13 die in 'worst fire in a decade'
Fire in French bar started by birthday cake candles, say authorities
A fire sparked by birthday cake candles tore through a bar in northern France early on Saturday, killing at least 13 people in the nation's deadliest blaze in over a decade, investigators said.
Through the shattered front windows of the Au Cuba Libre bar in the city of Rouen, in the Normandy region, melted stools and scorched liquor bottles were visible, as tearful mourners hugged each other and brought flowers to the scene.
The dead were aged between 16 and 25.

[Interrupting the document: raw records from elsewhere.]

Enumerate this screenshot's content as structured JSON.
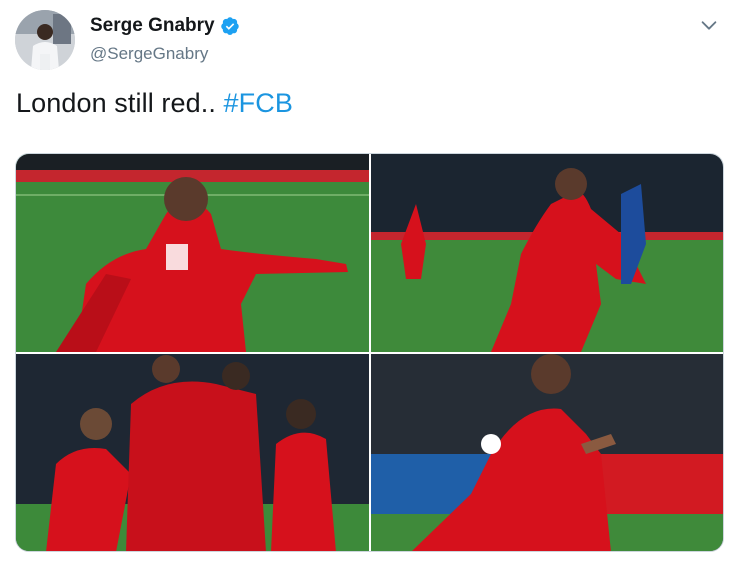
{
  "author": {
    "display_name": "Serge Gnabry",
    "handle": "@SergeGnabry",
    "verified": true
  },
  "tweet": {
    "text": "London still red.. ",
    "hashtag": "#FCB"
  },
  "media": [
    {
      "name": "photo-1"
    },
    {
      "name": "photo-2"
    },
    {
      "name": "photo-3"
    },
    {
      "name": "photo-4"
    }
  ],
  "colors": {
    "link": "#1b95e0",
    "verified": "#1da1f2",
    "kit_red": "#d6111c",
    "pitch_green": "#3f8a3a"
  },
  "icons": [
    "verified-badge-icon",
    "chevron-down-icon"
  ]
}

One of the six injured, a woman who was badly burned, was transferred to St Louis Hospital in Paris, where she was in a life-threatening condition, local deputy prosecutor Laurent Labadie said.
The mayor of Rouen, Mr Yvon Robert, said that the other five people who were injured had been discharged from hospital.
Authorities said the bar had been crowded with young partygoers.
According to a police source, the birthday party was for a former police community support officer who was among the dead.
Mr Labadie told AFP that the blaze, which began at around midnight in the bar's basement, was triggered accidentally.
"Someone came down with a birthday cake with candles and fell down the stairs," Mr Labadie said, citing initial investigation findings.
"The candles were thrown onto the walls and ceiling, where there was soundproofing material. There was an immediate conflagration and gas was released."
Firefighters were soon at the scene, but those inside the bar were battling deadly fumes as well as the flames.
Police said the fire ignited polystyrene on the ceiling of the basement room, releasing a toxic mix of gases that poisoned the victims.
One witness, who gave her name as Stephanie, 36, described the moment the fire took hold.
"I was at the bar on the ground floor having a drink, when we saw the flames - it was like a flame-thrower, everything happened so fast," she told reporters.
French President Francois Hollande voiced his sympathy for the victims' families and said that everything would be done to find out what caused the fire.
The investigation will focus on whether building safety rules were respected at the bar, particularly in relation to fire exits and flammable materials.
Under French building regulations, polystyrene panels are banned from use on ceilings, and bars like the Au Cuba Libre must be equipped with at least one portable fire extinguisher.
But a source at the crisis cell of the interior ministry said that "unfortunately there are always people who try to get round the rules between safety inspections, which are sometimes pre-planned, sometimes unannounced".
The bar, in a busy part of town and no more than 200m from the River Seine was popular with young people.
"It was more than a bar, it was family," said a 20-year-old who gave his name as Willy, standing disconsolately outside the building's ruined facade. "It's where we went to be all together."
A woman whose 18-year-old daughter had died in the fire said she had asked her not to go to the party.
"But she didn't listen" the weeping mother said, adding that her daughter had wanted to be a nurse. - AFP